Marjorie Taylor Greene is no intellectual giant. But she knows what she's doing. These days she has taken to calling Joe Biden's government a "regime." Greg Sargent writes:
No U.S. lawmaker rhapsodizes about political violence as enthusiastically as Rep. Marjorie Taylor Greene. On Saturday, the Georgia Republican raged: “Democrats want Republicans dead, and they’ve already started the killings.” After the FBI search of Donald Trump’s Mar-a-Lago resort, Greene suggested the United States is embroiled in “civil war.”
The term “regime” is a mainstay of Greene’s political vocabulary, and right-wing authoritarian nationalists in Congress and the media are using it more and more prominently. Understanding the term is essential to grasping what’s happening with today’s MAGA-fied right and why some experts fear we may be hurtling toward rising political violence and instability.
Greene is on the leading edge of this trend. After the Mar-a-Lago search, she suggested that only “countries during civil war” typically see such “rogue” behavior by the state. Soon after, the term “regime” quickly became central to the right’s Mar-a-Lago narrative as a way to express that thought.
The January 6th insurrection failed. But Greene is a sign that another insurrection is coming:
It’s telling that all the “regime” talk exploded after the Mar-a-Lago incident. After all, the search was authorized by a judge who saw probable cause to believe that three federal statutes may have been violated. It ended up recovering reams of classified documents that Trump hoarded, after his own lawyers suggested to investigators that none remained.
To call this the work of the Biden “regime” is really to say that the act of applying the law to Trump will be treated as fundamentally illegitimate. When Greene claims this is the stuff of civil wars and rogue regimes, she really means that holding Trump accountable to the law should be regarded by his supporters as an act of war.
What's going on?
Conservatism scholar Joshua Tait explains how this works in his etymology of the “regime” term for the Bulwark.
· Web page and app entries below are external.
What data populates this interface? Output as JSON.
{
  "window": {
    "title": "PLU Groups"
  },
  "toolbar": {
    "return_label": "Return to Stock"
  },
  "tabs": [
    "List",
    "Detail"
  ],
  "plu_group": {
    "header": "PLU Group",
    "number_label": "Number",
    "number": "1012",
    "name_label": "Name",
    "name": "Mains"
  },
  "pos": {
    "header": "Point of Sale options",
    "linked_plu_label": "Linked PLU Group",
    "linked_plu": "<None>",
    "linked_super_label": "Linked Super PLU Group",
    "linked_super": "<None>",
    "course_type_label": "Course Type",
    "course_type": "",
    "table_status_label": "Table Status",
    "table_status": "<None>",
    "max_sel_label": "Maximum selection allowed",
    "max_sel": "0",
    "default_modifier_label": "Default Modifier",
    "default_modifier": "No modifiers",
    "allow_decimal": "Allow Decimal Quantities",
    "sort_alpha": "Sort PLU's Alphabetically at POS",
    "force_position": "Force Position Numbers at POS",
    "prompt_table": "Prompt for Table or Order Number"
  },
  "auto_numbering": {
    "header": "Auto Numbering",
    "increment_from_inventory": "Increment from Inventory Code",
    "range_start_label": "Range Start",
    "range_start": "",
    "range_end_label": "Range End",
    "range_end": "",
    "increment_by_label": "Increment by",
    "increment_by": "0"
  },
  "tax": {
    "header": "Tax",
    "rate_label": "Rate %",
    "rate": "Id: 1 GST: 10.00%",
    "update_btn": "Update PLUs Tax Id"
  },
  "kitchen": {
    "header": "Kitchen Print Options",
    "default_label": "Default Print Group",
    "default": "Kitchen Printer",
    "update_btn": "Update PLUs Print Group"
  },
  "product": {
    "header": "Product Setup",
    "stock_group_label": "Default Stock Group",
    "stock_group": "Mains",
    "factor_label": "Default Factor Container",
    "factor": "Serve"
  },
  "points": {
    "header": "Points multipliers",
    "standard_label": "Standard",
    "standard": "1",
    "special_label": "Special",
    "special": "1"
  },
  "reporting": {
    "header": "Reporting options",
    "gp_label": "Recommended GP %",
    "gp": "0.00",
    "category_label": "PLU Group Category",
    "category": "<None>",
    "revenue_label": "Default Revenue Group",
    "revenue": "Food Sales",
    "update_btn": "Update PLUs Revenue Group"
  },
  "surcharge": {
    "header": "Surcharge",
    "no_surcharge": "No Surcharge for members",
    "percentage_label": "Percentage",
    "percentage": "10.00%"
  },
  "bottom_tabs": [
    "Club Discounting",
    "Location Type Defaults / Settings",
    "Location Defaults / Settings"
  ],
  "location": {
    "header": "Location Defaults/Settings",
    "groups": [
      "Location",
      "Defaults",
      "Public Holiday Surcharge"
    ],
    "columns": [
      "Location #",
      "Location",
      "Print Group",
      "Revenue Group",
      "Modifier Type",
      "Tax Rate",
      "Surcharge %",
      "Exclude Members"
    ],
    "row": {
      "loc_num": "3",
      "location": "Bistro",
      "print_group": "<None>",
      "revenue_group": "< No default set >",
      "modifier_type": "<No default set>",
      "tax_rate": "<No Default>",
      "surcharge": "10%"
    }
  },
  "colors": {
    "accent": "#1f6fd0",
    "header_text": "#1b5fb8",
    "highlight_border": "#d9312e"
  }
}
The word, Tait notes, is meant to invoke a sense that a range of U.S. institutions — the administrative state, the media, universities, etc. — have been irredeemably captured by the left, creating a “regime” that in some vague sense exercises hidden but tyrannical control.
As Tait writes, in this formulation, Trump is the tribune of “the people” — selectively defined — who is waging war on their behalf against this disguised tyranny. The “regime” has fought back with more oppression, which proves the truth of the original formulation in a conveniently self-reinforcing loop.
“What do people ultimately do to regimes?” Tait asks rhetorically. “They topple them.” To call the legitimately elected Biden administration “the regime,” Tait argues, “is an implicit call to overthrow it.”
Steven Levitsky, a scholar of democratic breakdown, sees this as roughly analogous to Latin American countries in which the concerted delegitimization of elected governments was followed by coups.
“To call a democratically elected government a ‘regime’ is to deliberately undermine its legitimacy and justify authoritarian and violent acts against it,” Levitsky tells me.
The mainstreaming of the term among Republicans bodes badly for what’s to come, Levitsky warns. This comes after a large swath of Republicans went all in with Trump’s efforts to overturn the 2020 election and then with placing him beyond accountability for the mob’s coup attempt, and as political violence is increasingly glorified in GOP politics.
Now the term “regime” is being employed strategically to justify the further abandonment of democracy, Levitsky notes: “This is clear evidence that a big sector of the party is now on authoritarian terrain.”
It's tempting to see Taylor Greene as an airhead -- because, in some ways, she is. But she is also very dangerous.
Image: Time Magazine